The rare bipartisan vote in the House overwhelmingly passed a set of measures meant to punish Russia after the U.S. intelligence community concluded Moscow tried to interfere in the 2016 presidential election. The legislation also would prevent the president from easing sanctions without congressional approval.
President Donald Trump, who has spoken out against that portion of the bill, has expressed skepticism over the allegations of Russia's interference in last year's vote.
Moscow couldn't easily respond economically to the sanctions because of the relatively low volume of trade between the two countries, but Russia's pro-Kremlin press has speculated U.S. diplomats might be expelled.
"When the response comes, what it will be, that will depend on what the final version of the law, which is being debated in the Senate, will look like," Mr. Putin said, Russian news agencies reported.
Russian officials had initially hoped for better relations with the U.S. under a Trump presidency, and Russia had been measured in its responses to Washington's steps to punish Moscow.
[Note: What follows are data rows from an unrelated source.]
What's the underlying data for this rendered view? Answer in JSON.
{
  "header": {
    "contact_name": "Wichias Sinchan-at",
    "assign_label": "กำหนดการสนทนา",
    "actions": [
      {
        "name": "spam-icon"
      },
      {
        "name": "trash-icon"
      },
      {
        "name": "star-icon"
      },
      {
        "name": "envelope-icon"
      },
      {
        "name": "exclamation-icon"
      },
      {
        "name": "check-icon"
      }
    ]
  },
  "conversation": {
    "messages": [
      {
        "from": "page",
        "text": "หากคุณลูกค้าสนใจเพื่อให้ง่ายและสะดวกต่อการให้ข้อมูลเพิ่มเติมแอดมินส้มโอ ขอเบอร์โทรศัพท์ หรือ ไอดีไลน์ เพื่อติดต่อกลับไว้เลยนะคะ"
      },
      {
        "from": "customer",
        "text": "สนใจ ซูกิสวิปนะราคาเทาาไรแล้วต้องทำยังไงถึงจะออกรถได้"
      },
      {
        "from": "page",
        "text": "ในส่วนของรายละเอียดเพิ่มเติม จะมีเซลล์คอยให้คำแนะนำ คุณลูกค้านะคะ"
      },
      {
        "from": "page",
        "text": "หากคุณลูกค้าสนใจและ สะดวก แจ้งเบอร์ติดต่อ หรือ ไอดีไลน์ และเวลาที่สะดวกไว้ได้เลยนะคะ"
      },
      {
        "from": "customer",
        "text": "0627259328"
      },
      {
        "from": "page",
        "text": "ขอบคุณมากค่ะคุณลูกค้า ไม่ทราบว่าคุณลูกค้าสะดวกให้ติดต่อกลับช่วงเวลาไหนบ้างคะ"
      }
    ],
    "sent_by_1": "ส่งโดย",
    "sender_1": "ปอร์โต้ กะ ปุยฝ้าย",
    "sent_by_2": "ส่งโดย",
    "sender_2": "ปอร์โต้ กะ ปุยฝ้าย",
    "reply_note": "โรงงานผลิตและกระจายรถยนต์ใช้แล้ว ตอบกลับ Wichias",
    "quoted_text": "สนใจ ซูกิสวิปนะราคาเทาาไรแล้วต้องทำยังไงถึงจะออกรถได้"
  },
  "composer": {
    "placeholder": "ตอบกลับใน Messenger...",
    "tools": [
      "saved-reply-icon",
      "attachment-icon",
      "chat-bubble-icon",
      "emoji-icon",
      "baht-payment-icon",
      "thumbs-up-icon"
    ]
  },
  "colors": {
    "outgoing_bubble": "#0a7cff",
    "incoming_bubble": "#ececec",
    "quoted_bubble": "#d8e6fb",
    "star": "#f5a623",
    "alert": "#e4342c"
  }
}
When President Barack Obama expelled 35 diplomats in the wake of accusations that Russia had interfered in the presidential vote, Mr. Putin defied expectations and invited U.S. diplomats' children to Kremlin holiday festivities.
But Mr. Putin's sharper rhetoric Thursday showed Moscow's rising frustration with the Trump administration. Investigations into alleged links between the Trump campaign and Russia have tied the U.S. president's hands in terms of trying to change policy with Moscow, Russian officials say.
Mr. Putin's statement Thursday also broke from the Kremlin's more dismissive statements about the effect of sanctions enacted after the Russia's annexation of Crimea from Ukraine in 2014. Those sanctions, together with the fall in the oil price in late 2014, plunged Russia's economy into a recession.
New sanctions could cloud Russia's economic outlook just as the economy is showing growth potential for the first time in three years. New measures on Russian pipeline projects could be most damaging, analysts say.
"We see substantial scope for Russia's risk profile to deteriorate further in the coming quarters," said London-based economic and industry analysis group BMI Research in a note, adding the sanctions could affect big export pipeline projects such as Russia's NordStream 2.
Write to Thomas Grove at firstname.lastname@example.org
(END) Dow Jones Newswires
July 27, 2017 15:40 ET (19:40 GMT)